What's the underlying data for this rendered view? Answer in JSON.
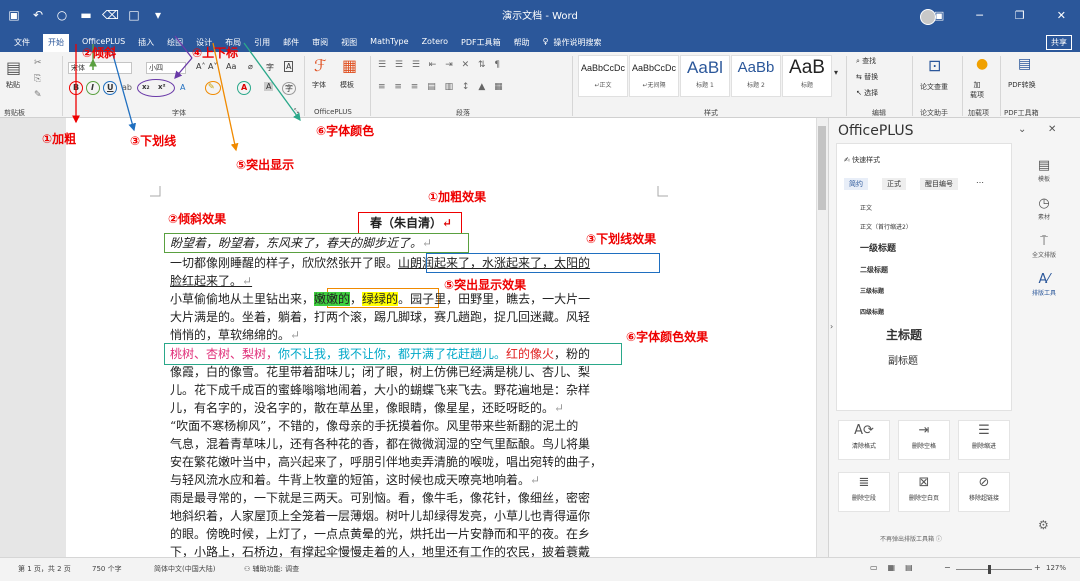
{
  "window": {
    "title": "演示文档 - Word",
    "share": "共享"
  },
  "tabs": [
    "文件",
    "开始",
    "OfficePLUS",
    "插入",
    "绘图",
    "设计",
    "布局",
    "引用",
    "邮件",
    "审阅",
    "视图",
    "MathType",
    "Zotero",
    "PDF工具箱",
    "帮助",
    "操作说明搜索"
  ],
  "ribbon": {
    "paste": "粘贴",
    "font_name": "宋体",
    "font_size": "小四",
    "font_group": "字体",
    "officeplus_group": "OfficePLUS",
    "paragraph_group": "段落",
    "styles_group": "样式",
    "editing_group": "编辑",
    "clipboard_group": "剪贴板",
    "font_tool": "字体",
    "template_tool": "模板",
    "styles": [
      {
        "preview": "AaBbCcDc",
        "label": "↵正文"
      },
      {
        "preview": "AaBbCcDc",
        "label": "↵无间隔"
      },
      {
        "preview": "AaBl",
        "label": "标题 1"
      },
      {
        "preview": "AaBb",
        "label": "标题 2"
      },
      {
        "preview": "AaB",
        "label": "标题"
      }
    ],
    "find": "查找",
    "replace": "替换",
    "select": "选择",
    "check": "论文查重",
    "check_group": "论文助手",
    "addin": "加载项",
    "addin2": "加\n载项",
    "pdf": "PDF转换",
    "pdf_group": "PDF工具箱"
  },
  "annotations": {
    "bold": "①加粗",
    "italic": "②倾斜",
    "underline": "③下划线",
    "supsub": "④上下标",
    "highlight": "⑤突出显示",
    "fontcolor": "⑥字体颜色",
    "bold_effect": "①加粗效果",
    "italic_effect": "②倾斜效果",
    "underline_effect": "③下划线效果",
    "highlight_effect": "⑤突出显示效果",
    "fontcolor_effect": "⑥字体颜色效果"
  },
  "document": {
    "title": "春（朱自清）",
    "l1": "盼望着，盼望着，东风来了，春天的脚步近了。",
    "l2a": "一切都像刚睡醒的样子，欣欣然张开了眼。",
    "l2b": "山朗润起来了，水涨起来了，太阳的",
    "l3": "脸红起来了。",
    "l4a": "小草偷偷地从土里钻出来，",
    "l4b": "嫩嫩的",
    "l4c": "，",
    "l4d": "绿绿的",
    "l4e": "。园子里，田野里，瞧去，一大片一",
    "l5": "大片满是的。坐着，躺着，打两个滚，踢几脚球，赛几趟跑，捉几回迷藏。风轻",
    "l6": "悄悄的，草软绵绵的。",
    "l7a": "桃树、杏树、梨树，",
    "l7b": "你不让我，我不让你，都开满了花赶趟儿。",
    "l7c": "红的像火",
    "l7d": "，粉的",
    "l8": "像霞，白的像雪。花里带着甜味儿；闭了眼，树上仿佛已经满是桃儿、杏儿、梨",
    "l9": "儿。花下成千成百的蜜蜂嗡嗡地闹着，大小的蝴蝶飞来飞去。野花遍地是：杂样",
    "l10": "儿，有名字的，没名字的，散在草丛里，像眼睛，像星星，还眨呀眨的。",
    "l11": "“吹面不寒杨柳风”，不错的，像母亲的手抚摸着你。风里带来些新翻的泥土的",
    "l12": "气息，混着青草味儿，还有各种花的香，都在微微润湿的空气里酝酿。鸟儿将巢",
    "l13": "安在繁花嫩叶当中，高兴起来了，呼朋引伴地卖弄清脆的喉咙，唱出宛转的曲子，",
    "l14": "与轻风流水应和着。牛背上牧童的短笛，这时候也成天嘹亮地响着。",
    "l15": "雨是最寻常的，一下就是三两天。可别恼。看，像牛毛，像花针，像细丝，密密",
    "l16": "地斜织着，人家屋顶上全笼着一层薄烟。树叶儿却绿得发亮，小草儿也青得逼你",
    "l17": "的眼。傍晚时候，上灯了，一点点黄晕的光，烘托出一片安静而和平的夜。在乡",
    "l18": "下，小路上，石桥边，有撑起伞慢慢走着的人，地里还有工作的农民，披着蓑戴"
  },
  "pane": {
    "title": "OfficePLUS",
    "quick_styles": "快速样式",
    "tabs": [
      "简约",
      "正式",
      "醒目编号"
    ],
    "more": "…",
    "items": [
      "正文",
      "正文（首行缩进2）",
      "一级标题",
      "二级标题",
      "三级标题",
      "四级标题",
      "主标题",
      "副标题"
    ],
    "tools": [
      "清除格式",
      "删除空格",
      "删除缩进",
      "删除空段",
      "删除空白页",
      "移除超链接"
    ],
    "footer": "不再弹出排版工具箱 ⓘ",
    "side": [
      "模板",
      "素材",
      "全文排版",
      "排版工具"
    ]
  },
  "status": {
    "page": "第 1 页，共 2 页",
    "words": "750 个字",
    "lang": "简体中文(中国大陆)",
    "access": "辅助功能: 调查",
    "zoom": "127%"
  },
  "colors": {
    "brand": "#2b579a",
    "annotation": "#e00000",
    "green_box": "#5aa040",
    "blue_box": "#1f6fc0",
    "orange": "#f08a00",
    "teal": "#2aa88a",
    "purple": "#6a3aa8",
    "pink": "#e0307a",
    "cyan": "#00a8c8",
    "red_text": "#e02020"
  }
}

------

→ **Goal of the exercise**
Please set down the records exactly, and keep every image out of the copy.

→ **Reply**
What's the underlying data for this rendered view? Answer in JSON.
{
  "window": {
    "title": "演示文档 - Word",
    "share": "共享"
  },
  "tabs": [
    "文件",
    "开始",
    "OfficePLUS",
    "插入",
    "绘图",
    "设计",
    "布局",
    "引用",
    "邮件",
    "审阅",
    "视图",
    "MathType",
    "Zotero",
    "PDF工具箱",
    "帮助",
    "操作说明搜索"
  ],
  "ribbon": {
    "paste": "粘贴",
    "font_name": "宋体",
    "font_size": "小四",
    "font_group": "字体",
    "officeplus_group": "OfficePLUS",
    "paragraph_group": "段落",
    "styles_group": "样式",
    "editing_group": "编辑",
    "clipboard_group": "剪贴板",
    "font_tool": "字体",
    "template_tool": "模板",
    "styles": [
      {
        "preview": "AaBbCcDc",
        "label": "↵正文"
      },
      {
        "preview": "AaBbCcDc",
        "label": "↵无间隔"
      },
      {
        "preview": "AaBl",
        "label": "标题 1"
      },
      {
        "preview": "AaBb",
        "label": "标题 2"
      },
      {
        "preview": "AaB",
        "label": "标题"
      }
    ],
    "find": "查找",
    "replace": "替换",
    "select": "选择",
    "check": "论文查重",
    "check_group": "论文助手",
    "addin": "加载项",
    "addin2": "加\n载项",
    "pdf": "PDF转换",
    "pdf_group": "PDF工具箱"
  },
  "annotations": {
    "bold": "①加粗",
    "italic": "②倾斜",
    "underline": "③下划线",
    "supsub": "④上下标",
    "highlight": "⑤突出显示",
    "fontcolor": "⑥字体颜色",
    "bold_effect": "①加粗效果",
    "italic_effect": "②倾斜效果",
    "underline_effect": "③下划线效果",
    "highlight_effect": "⑤突出显示效果",
    "fontcolor_effect": "⑥字体颜色效果"
  },
  "document": {
    "title": "春（朱自清）",
    "l1": "盼望着，盼望着，东风来了，春天的脚步近了。",
    "l2a": "一切都像刚睡醒的样子，欣欣然张开了眼。",
    "l2b": "山朗润起来了，水涨起来了，太阳的",
    "l3": "脸红起来了。",
    "l4a": "小草偷偷地从土里钻出来，",
    "l4b": "嫩嫩的",
    "l4c": "，",
    "l4d": "绿绿的",
    "l4e": "。园子里，田野里，瞧去，一大片一",
    "l5": "大片满是的。坐着，躺着，打两个滚，踢几脚球，赛几趟跑，捉几回迷藏。风轻",
    "l6": "悄悄的，草软绵绵的。",
    "l7a": "桃树、杏树、梨树，",
    "l7b": "你不让我，我不让你，都开满了花赶趟儿。",
    "l7c": "红的像火",
    "l7d": "，粉的",
    "l8": "像霞，白的像雪。花里带着甜味儿；闭了眼，树上仿佛已经满是桃儿、杏儿、梨",
    "l9": "儿。花下成千成百的蜜蜂嗡嗡地闹着，大小的蝴蝶飞来飞去。野花遍地是：杂样",
    "l10": "儿，有名字的，没名字的，散在草丛里，像眼睛，像星星，还眨呀眨的。",
    "l11": "“吹面不寒杨柳风”，不错的，像母亲的手抚摸着你。风里带来些新翻的泥土的",
    "l12": "气息，混着青草味儿，还有各种花的香，都在微微润湿的空气里酝酿。鸟儿将巢",
    "l13": "安在繁花嫩叶当中，高兴起来了，呼朋引伴地卖弄清脆的喉咙，唱出宛转的曲子，",
    "l14": "与轻风流水应和着。牛背上牧童的短笛，这时候也成天嘹亮地响着。",
    "l15": "雨是最寻常的，一下就是三两天。可别恼。看，像牛毛，像花针，像细丝，密密",
    "l16": "地斜织着，人家屋顶上全笼着一层薄烟。树叶儿却绿得发亮，小草儿也青得逼你",
    "l17": "的眼。傍晚时候，上灯了，一点点黄晕的光，烘托出一片安静而和平的夜。在乡",
    "l18": "下，小路上，石桥边，有撑起伞慢慢走着的人，地里还有工作的农民，披着蓑戴"
  },
  "pane": {
    "title": "OfficePLUS",
    "quick_styles": "快速样式",
    "tabs": [
      "简约",
      "正式",
      "醒目编号"
    ],
    "more": "…",
    "items": [
      "正文",
      "正文（首行缩进2）",
      "一级标题",
      "二级标题",
      "三级标题",
      "四级标题",
      "主标题",
      "副标题"
    ],
    "tools": [
      "清除格式",
      "删除空格",
      "删除缩进",
      "删除空段",
      "删除空白页",
      "移除超链接"
    ],
    "footer": "不再弹出排版工具箱 ⓘ",
    "side": [
      "模板",
      "素材",
      "全文排版",
      "排版工具"
    ]
  },
  "status": {
    "page": "第 1 页，共 2 页",
    "words": "750 个字",
    "lang": "简体中文(中国大陆)",
    "access": "辅助功能: 调查",
    "zoom": "127%"
  },
  "colors": {
    "brand": "#2b579a",
    "annotation": "#e00000",
    "green_box": "#5aa040",
    "blue_box": "#1f6fc0",
    "orange": "#f08a00",
    "teal": "#2aa88a",
    "purple": "#6a3aa8",
    "pink": "#e0307a",
    "cyan": "#00a8c8",
    "red_text": "#e02020"
  }
}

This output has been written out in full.